■ **What the exercise asks**: From the listing, collect all lines containing the word "title".

** Opening Given records block **

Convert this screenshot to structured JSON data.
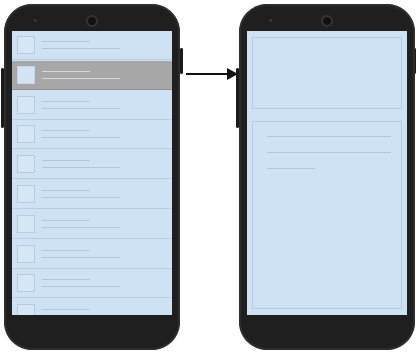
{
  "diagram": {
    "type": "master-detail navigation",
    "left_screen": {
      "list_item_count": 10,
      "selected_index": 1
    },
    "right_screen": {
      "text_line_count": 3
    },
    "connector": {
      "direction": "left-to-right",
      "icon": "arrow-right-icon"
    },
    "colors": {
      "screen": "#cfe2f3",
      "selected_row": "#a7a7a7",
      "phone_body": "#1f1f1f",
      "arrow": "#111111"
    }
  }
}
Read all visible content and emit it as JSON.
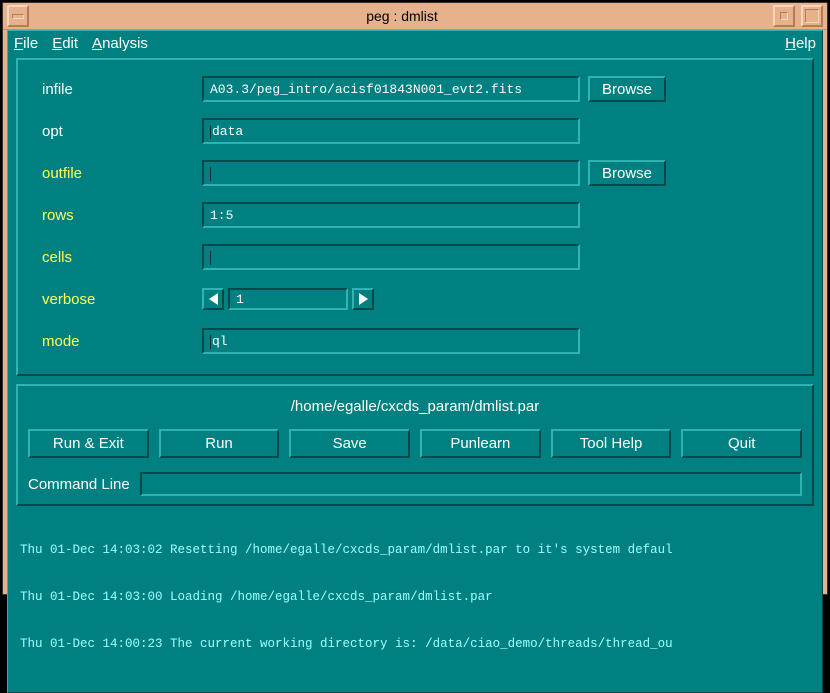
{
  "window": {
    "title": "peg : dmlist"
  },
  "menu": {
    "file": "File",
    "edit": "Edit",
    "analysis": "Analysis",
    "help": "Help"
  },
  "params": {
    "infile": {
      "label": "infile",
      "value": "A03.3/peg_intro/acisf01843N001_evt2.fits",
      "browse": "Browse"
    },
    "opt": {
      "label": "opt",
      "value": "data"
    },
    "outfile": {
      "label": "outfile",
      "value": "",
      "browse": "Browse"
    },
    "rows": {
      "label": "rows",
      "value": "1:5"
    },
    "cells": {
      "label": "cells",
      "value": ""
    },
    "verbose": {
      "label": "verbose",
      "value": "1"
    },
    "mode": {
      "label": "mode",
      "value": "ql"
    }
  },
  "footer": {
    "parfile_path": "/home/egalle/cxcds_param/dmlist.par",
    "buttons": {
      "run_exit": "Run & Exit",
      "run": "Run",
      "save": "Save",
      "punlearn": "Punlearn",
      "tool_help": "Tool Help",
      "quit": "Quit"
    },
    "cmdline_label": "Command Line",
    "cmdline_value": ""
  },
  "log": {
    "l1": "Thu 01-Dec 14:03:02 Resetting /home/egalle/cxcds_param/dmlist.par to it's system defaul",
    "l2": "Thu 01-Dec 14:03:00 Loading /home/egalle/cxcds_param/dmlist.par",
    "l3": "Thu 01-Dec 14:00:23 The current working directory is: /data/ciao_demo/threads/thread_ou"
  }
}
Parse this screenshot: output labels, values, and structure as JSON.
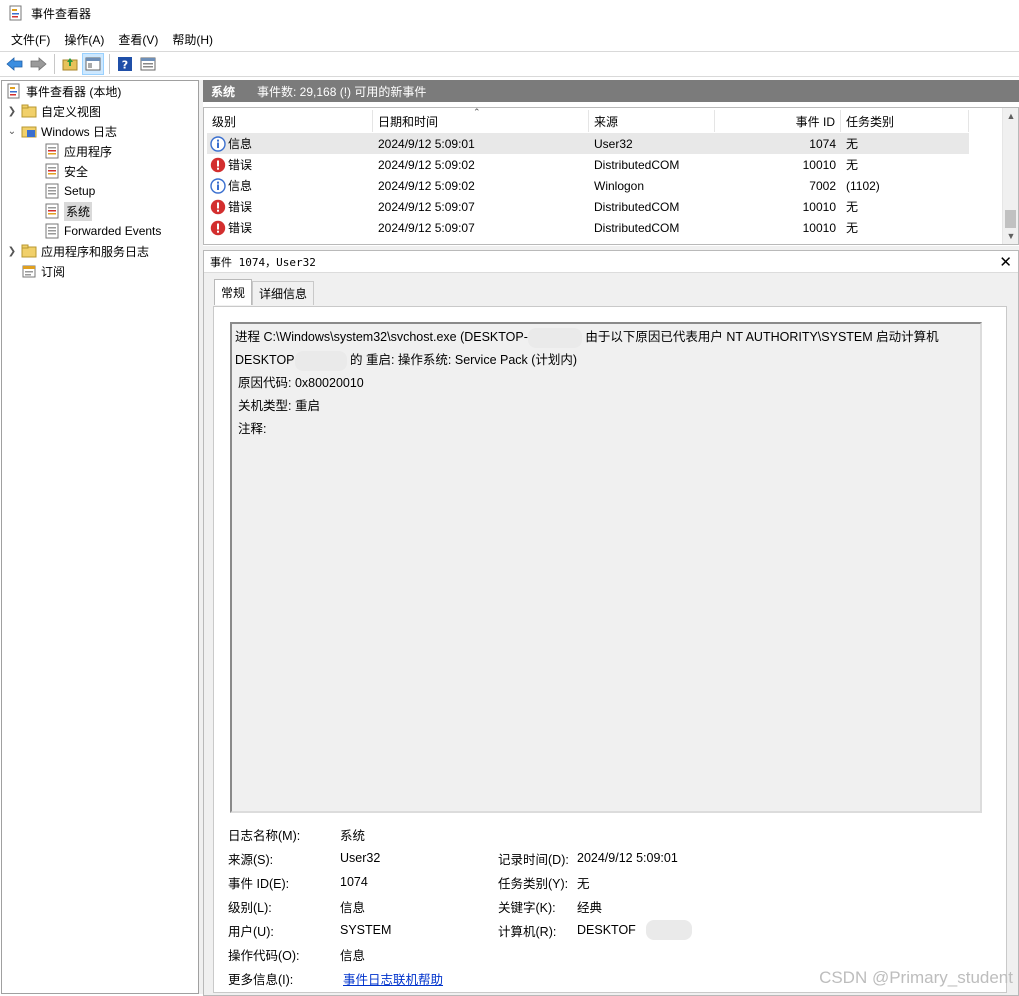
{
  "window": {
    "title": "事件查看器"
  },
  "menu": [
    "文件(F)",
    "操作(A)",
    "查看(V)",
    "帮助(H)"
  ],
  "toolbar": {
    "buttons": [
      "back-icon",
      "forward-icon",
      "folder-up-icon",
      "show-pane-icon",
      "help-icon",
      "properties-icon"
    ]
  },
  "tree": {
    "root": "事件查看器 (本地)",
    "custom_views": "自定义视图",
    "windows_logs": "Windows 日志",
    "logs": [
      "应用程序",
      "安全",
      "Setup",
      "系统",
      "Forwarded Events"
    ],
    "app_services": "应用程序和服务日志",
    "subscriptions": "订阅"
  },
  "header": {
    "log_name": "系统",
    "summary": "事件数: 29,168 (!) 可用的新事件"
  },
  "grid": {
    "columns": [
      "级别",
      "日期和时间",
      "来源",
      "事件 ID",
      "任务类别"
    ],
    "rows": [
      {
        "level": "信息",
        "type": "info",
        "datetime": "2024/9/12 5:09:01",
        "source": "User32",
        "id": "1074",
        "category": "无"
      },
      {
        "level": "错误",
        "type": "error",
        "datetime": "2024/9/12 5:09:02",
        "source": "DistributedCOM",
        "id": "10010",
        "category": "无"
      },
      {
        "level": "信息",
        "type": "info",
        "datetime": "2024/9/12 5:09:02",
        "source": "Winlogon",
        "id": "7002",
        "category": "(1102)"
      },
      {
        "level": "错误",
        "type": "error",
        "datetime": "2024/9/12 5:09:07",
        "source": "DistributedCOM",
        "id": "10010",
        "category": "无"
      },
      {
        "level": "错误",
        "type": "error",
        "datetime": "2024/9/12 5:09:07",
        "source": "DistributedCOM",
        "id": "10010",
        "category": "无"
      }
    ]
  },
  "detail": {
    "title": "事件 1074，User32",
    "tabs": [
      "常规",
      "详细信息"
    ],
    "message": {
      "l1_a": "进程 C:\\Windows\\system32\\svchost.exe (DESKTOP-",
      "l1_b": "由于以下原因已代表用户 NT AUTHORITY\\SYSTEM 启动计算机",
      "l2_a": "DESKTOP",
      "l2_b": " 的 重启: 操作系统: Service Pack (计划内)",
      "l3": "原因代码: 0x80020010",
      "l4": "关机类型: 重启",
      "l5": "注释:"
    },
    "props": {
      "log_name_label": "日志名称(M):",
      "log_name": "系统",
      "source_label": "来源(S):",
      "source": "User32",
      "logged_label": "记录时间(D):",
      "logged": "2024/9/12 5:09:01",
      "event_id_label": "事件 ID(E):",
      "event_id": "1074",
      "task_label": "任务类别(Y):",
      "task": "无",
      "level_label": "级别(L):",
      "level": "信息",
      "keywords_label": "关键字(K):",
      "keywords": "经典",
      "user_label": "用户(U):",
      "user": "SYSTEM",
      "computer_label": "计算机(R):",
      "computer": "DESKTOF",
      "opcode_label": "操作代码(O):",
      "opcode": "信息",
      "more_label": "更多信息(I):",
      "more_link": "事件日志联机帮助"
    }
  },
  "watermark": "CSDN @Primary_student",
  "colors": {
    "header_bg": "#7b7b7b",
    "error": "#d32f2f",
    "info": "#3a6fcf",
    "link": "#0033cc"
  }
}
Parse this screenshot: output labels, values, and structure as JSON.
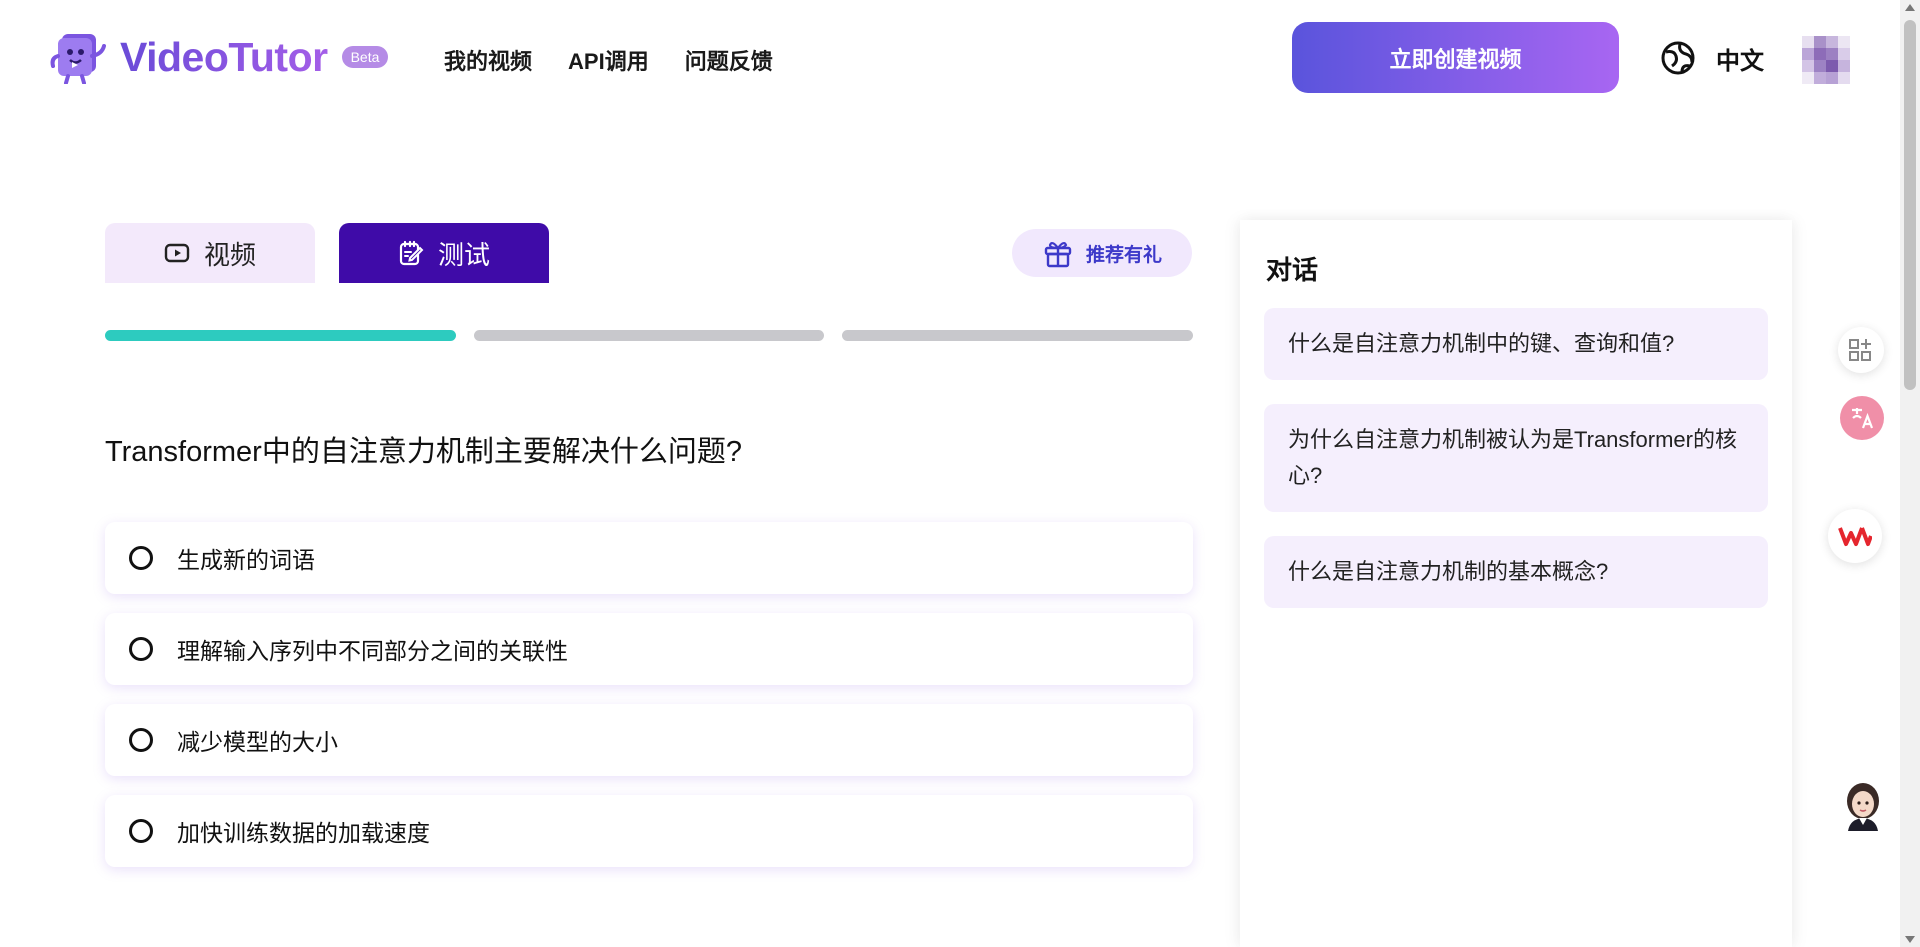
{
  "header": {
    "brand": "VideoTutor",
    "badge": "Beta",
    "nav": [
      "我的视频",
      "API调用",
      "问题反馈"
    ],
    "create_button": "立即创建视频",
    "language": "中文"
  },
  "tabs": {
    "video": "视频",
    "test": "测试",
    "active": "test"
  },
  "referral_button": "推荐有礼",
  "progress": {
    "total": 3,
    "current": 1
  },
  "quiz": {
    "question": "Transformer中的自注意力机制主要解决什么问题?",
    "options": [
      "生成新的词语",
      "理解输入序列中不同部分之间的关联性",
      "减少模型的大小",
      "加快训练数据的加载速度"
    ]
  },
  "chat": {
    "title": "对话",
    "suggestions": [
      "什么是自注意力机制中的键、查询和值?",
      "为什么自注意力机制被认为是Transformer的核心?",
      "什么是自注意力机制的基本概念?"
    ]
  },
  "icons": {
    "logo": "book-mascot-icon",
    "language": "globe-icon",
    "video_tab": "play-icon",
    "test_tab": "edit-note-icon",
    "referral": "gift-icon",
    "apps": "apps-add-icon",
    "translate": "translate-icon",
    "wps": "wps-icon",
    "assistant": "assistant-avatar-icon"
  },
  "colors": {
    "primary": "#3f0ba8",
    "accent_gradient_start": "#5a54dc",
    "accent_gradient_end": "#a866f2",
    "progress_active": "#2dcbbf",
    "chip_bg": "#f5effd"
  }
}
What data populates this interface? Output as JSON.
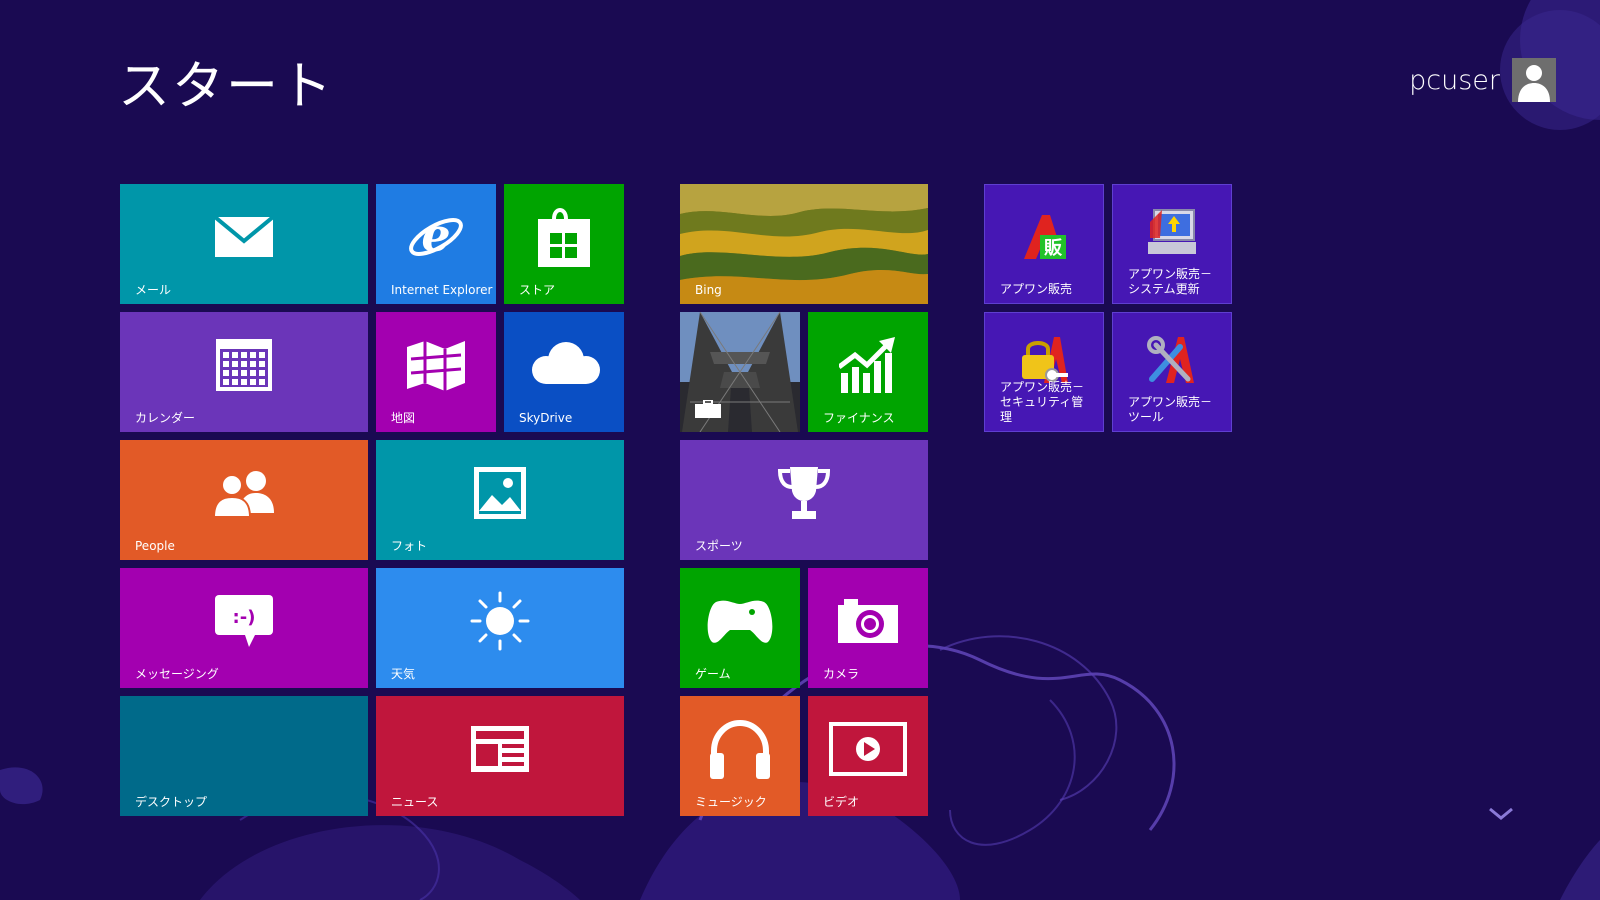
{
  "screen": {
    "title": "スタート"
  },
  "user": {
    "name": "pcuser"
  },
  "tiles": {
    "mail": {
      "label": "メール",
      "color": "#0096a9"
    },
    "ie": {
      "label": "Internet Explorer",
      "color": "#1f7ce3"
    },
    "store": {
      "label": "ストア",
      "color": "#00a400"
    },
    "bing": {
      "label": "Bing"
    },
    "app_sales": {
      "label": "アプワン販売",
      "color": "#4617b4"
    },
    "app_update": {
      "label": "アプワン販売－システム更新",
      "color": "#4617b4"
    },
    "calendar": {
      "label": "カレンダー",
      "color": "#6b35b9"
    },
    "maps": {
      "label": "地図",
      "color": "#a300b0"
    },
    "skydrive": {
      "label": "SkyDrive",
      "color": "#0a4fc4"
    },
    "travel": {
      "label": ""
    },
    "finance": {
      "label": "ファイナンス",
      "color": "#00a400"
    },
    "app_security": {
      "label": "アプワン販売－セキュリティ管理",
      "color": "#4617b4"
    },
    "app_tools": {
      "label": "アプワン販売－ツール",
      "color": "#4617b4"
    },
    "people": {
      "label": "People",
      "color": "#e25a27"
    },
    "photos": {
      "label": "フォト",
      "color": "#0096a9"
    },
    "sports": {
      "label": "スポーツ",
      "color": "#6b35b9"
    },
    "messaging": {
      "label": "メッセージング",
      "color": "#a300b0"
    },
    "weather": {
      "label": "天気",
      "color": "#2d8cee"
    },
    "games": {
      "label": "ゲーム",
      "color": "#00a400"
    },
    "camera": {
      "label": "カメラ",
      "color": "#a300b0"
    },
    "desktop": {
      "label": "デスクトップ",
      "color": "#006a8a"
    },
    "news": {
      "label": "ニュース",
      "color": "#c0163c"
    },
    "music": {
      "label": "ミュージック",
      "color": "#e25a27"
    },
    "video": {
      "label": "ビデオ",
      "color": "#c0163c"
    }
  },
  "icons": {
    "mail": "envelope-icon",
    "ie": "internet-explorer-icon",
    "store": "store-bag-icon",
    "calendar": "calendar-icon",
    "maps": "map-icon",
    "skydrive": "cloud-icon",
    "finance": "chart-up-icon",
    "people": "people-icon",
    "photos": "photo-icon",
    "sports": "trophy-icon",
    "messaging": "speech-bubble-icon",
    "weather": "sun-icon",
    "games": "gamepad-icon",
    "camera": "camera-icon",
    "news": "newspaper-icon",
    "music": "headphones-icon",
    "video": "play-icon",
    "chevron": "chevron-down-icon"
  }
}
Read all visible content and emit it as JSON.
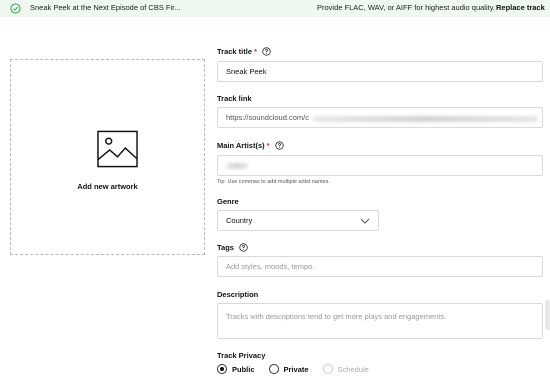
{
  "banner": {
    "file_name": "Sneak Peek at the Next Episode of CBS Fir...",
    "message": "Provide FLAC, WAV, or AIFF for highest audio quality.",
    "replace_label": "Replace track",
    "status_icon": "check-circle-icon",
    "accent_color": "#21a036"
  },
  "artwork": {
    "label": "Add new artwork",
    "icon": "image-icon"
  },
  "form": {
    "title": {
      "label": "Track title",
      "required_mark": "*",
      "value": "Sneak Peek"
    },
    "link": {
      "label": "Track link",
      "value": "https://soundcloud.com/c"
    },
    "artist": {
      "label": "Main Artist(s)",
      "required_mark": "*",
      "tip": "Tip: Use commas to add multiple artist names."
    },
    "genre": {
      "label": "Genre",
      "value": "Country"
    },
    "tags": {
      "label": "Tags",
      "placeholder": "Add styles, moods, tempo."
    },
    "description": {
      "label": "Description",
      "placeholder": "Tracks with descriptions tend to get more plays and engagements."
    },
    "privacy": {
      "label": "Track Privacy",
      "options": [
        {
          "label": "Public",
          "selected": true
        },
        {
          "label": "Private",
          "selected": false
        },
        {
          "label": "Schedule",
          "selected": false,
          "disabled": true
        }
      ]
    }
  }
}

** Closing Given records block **

■ **Exercise response**:
    "title": "peg : dmlist"
    "title": "事件查看器"
    "title": "事件 1074，User32",
    "title": "对话",
    "title": "スタート"
    "title": {
      "label": "Track title",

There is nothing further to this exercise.